_Problem details_:
Quote, word for word, every line starting at the line that contains "Convert this screenshot" and ending with the last line of the records; include both of these lines and no others.
================
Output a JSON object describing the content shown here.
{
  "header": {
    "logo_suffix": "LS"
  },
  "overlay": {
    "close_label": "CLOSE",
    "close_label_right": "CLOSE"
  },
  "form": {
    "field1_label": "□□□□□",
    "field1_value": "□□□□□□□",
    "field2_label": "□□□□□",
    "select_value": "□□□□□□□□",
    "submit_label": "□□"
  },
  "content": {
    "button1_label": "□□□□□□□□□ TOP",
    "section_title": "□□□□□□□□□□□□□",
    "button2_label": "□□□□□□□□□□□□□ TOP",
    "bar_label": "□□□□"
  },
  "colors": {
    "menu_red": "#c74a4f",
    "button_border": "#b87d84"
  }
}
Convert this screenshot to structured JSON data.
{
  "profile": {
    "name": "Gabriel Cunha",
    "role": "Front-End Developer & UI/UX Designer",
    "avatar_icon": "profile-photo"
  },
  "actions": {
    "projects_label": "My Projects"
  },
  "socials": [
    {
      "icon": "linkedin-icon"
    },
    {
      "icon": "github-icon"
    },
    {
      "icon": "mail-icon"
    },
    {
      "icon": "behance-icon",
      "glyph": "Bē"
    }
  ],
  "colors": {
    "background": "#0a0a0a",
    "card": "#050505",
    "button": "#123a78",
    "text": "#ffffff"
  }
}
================
_Response to this task_:
Convert this screenshot to structured JSON data.
{
  "profile": {
    "name": "Gabriel Cunha",
    "role": "Front-End Developer & UI/UX Designer",
    "avatar_icon": "profile-photo"
  },
  "actions": {
    "projects_label": "My Projects"
  },
  "socials": [
    {
      "icon": "linkedin-icon"
    },
    {
      "icon": "github-icon"
    },
    {
      "icon": "mail-icon"
    },
    {
      "icon": "behance-icon",
      "glyph": "Bē"
    }
  ],
  "colors": {
    "background": "#0a0a0a",
    "card": "#050505",
    "button": "#123a78",
    "text": "#ffffff"
  }
}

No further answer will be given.